[[ INFORMATION, beginning ]]

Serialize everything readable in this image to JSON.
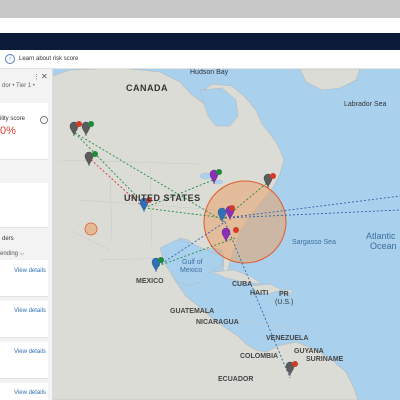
{
  "info_bar": {
    "text": "Learn about risk score",
    "icon": "info-icon"
  },
  "panel": {
    "breadcrumb": "dor • Tier 1 •",
    "menu": "⋮",
    "close": "✕",
    "score_label": "ility score",
    "score_value": "0%",
    "section_label": "ders",
    "sort_label": "ending ⌵",
    "view_links": [
      "View details",
      "View details",
      "View details",
      "View details"
    ]
  },
  "map": {
    "labels": {
      "hudson_bay": "Hudson Bay",
      "canada": "CANADA",
      "labrador_sea": "Labrador Sea",
      "united_states": "UNITED STATES",
      "sargasso_sea": "Sargasso Sea",
      "atlantic": "Atlantic",
      "ocean": "Ocean",
      "gulf_of": "Gulf of",
      "mexico_gulf": "Mexico",
      "mexico": "MEXICO",
      "cuba": "CUBA",
      "haiti": "HAITI",
      "pr": "PR",
      "us": "(U.S.)",
      "guatemala": "GUATEMALA",
      "nicaragua": "NICARAGUA",
      "venezuela": "VENEZUELA",
      "colombia": "COLOMBIA",
      "guyana": "GUYANA",
      "suriname": "SURINAME",
      "ecuador": "ECUADOR"
    }
  }
}
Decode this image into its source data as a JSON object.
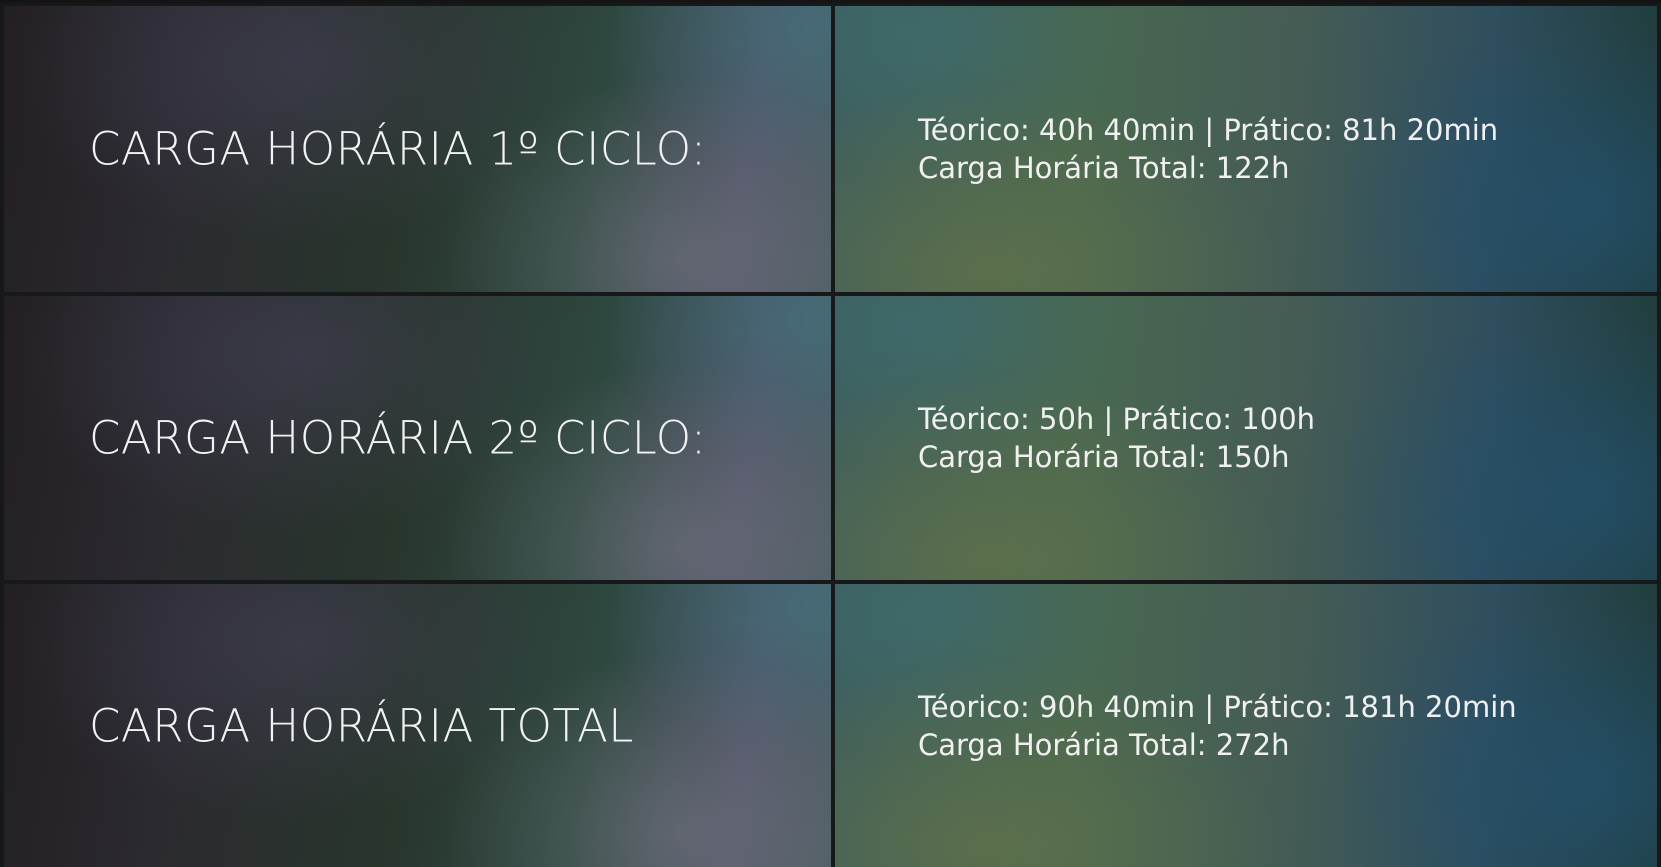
{
  "rows": [
    {
      "title": "CARGA HORÁRIA 1º CICLO:",
      "detail": "Téorico: 40h 40min | Prático: 81h 20min",
      "total": "Carga Horária Total: 122h"
    },
    {
      "title": "CARGA HORÁRIA 2º CICLO:",
      "detail": "Téorico: 50h | Prático: 100h",
      "total": "Carga Horária Total: 150h"
    },
    {
      "title": "CARGA HORÁRIA TOTAL",
      "detail": "Téorico: 90h 40min | Prático: 181h 20min",
      "total": "Carga Horária Total: 272h"
    }
  ],
  "colors": {
    "divider": "#161819",
    "text": "#f2f2f2"
  }
}
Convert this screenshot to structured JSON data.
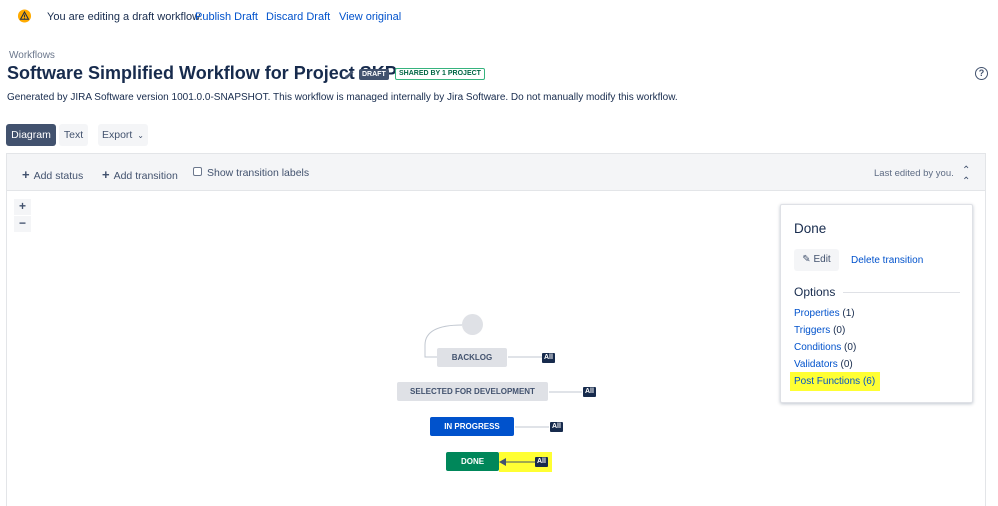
{
  "banner": {
    "message": "You are editing a draft workflow.",
    "publish_label": "Publish Draft",
    "discard_label": "Discard Draft",
    "view_label": "View original"
  },
  "header": {
    "breadcrumb": "Workflows",
    "title": "Software Simplified Workflow for Project SKP",
    "draft_badge": "DRAFT",
    "shared_badge": "SHARED BY 1 PROJECT",
    "help": "?",
    "description": "Generated by JIRA Software version 1001.0.0-SNAPSHOT. This workflow is managed internally by Jira Software. Do not manually modify this workflow."
  },
  "view_tabs": {
    "diagram": "Diagram",
    "text": "Text",
    "export": "Export",
    "active": "Diagram"
  },
  "toolbar": {
    "add_status": "Add status",
    "add_transition": "Add transition",
    "show_labels": "Show transition labels",
    "show_labels_checked": false,
    "last_edited": "Last edited by you."
  },
  "zoom": {
    "in": "+",
    "out": "−"
  },
  "diagram": {
    "statuses": [
      {
        "name": "BACKLOG",
        "category": "todo"
      },
      {
        "name": "SELECTED FOR DEVELOPMENT",
        "category": "todo"
      },
      {
        "name": "IN PROGRESS",
        "category": "inprogress"
      },
      {
        "name": "DONE",
        "category": "done"
      }
    ],
    "all_label": "All"
  },
  "panel": {
    "title": "Done",
    "edit_label": "Edit",
    "delete_label": "Delete transition",
    "options_heading": "Options",
    "options": [
      {
        "label": "Properties",
        "count": "(1)"
      },
      {
        "label": "Triggers",
        "count": "(0)"
      },
      {
        "label": "Conditions",
        "count": "(0)"
      },
      {
        "label": "Validators",
        "count": "(0)"
      },
      {
        "label": "Post Functions",
        "count": "(6)"
      }
    ]
  },
  "colors": {
    "link": "#0052cc",
    "todo": "#dfe1e6",
    "inprogress": "#0052cc",
    "done": "#00875a",
    "highlight": "#ffff33"
  }
}
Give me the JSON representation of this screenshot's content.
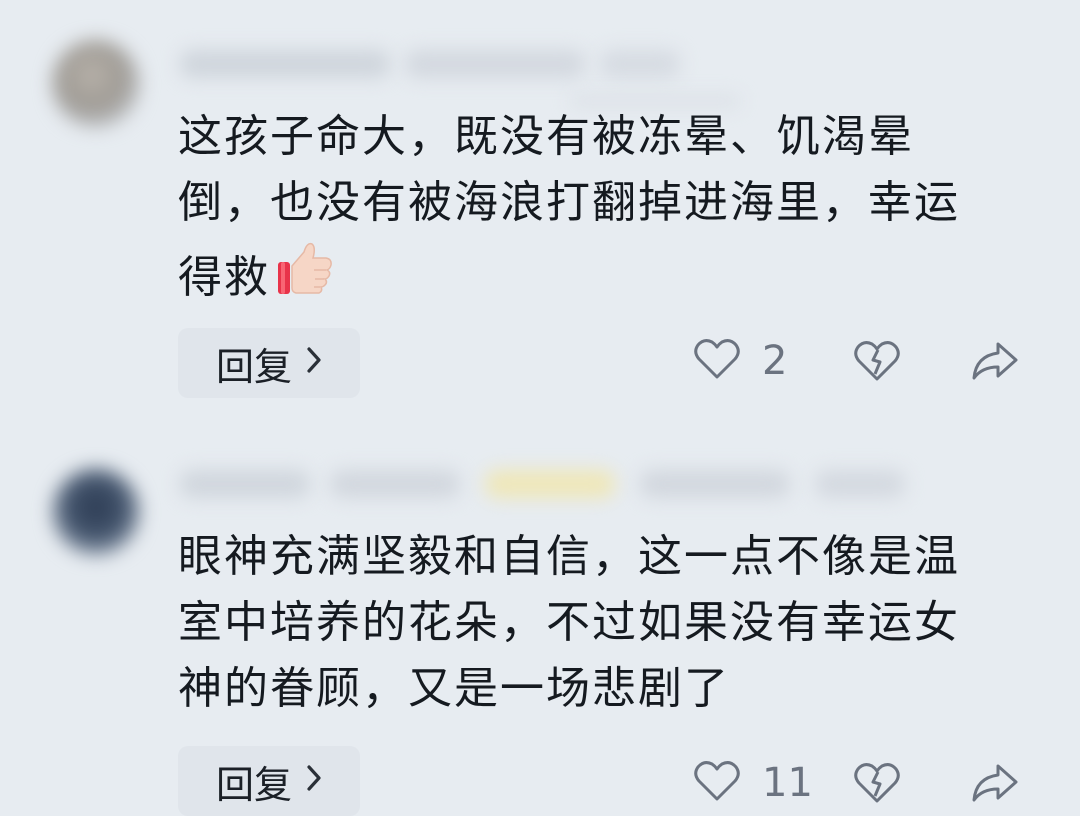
{
  "comments": [
    {
      "text": "这孩子命大，既没有被冻晕、饥渴晕\n倒，也没有被海浪打翻掉进海里，幸运\n得救",
      "emoji": "thumbs-up-icon",
      "reply_label": "回复",
      "like_count": "2"
    },
    {
      "text": "眼神充满坚毅和自信，这一点不像是温\n室中培养的花朵，不过如果没有幸运女\n神的眷顾，又是一场悲剧了",
      "reply_label": "回复",
      "like_count": "11"
    }
  ],
  "colors": {
    "background": "#e7ecf1",
    "text": "#151a20",
    "icon": "#6b7380",
    "reply_bg": "#e0e5eb"
  }
}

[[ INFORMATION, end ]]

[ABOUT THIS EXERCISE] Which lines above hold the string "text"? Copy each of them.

[WRITTEN SOLUTION]
    "text": "Learn about risk score",
    "text": "#f2f2f2"
    "text": "Text",
      "text": "这孩子命大，既没有被冻晕、饥渴晕\n倒，也没有被海浪打翻掉进海里，幸运\n得救",
      "text": "眼神充满坚毅和自信，这一点不像是温\n室中培养的花朵，不过如果没有幸运女\n神的眷顾，又是一场悲剧了",
    "text": "#151a20",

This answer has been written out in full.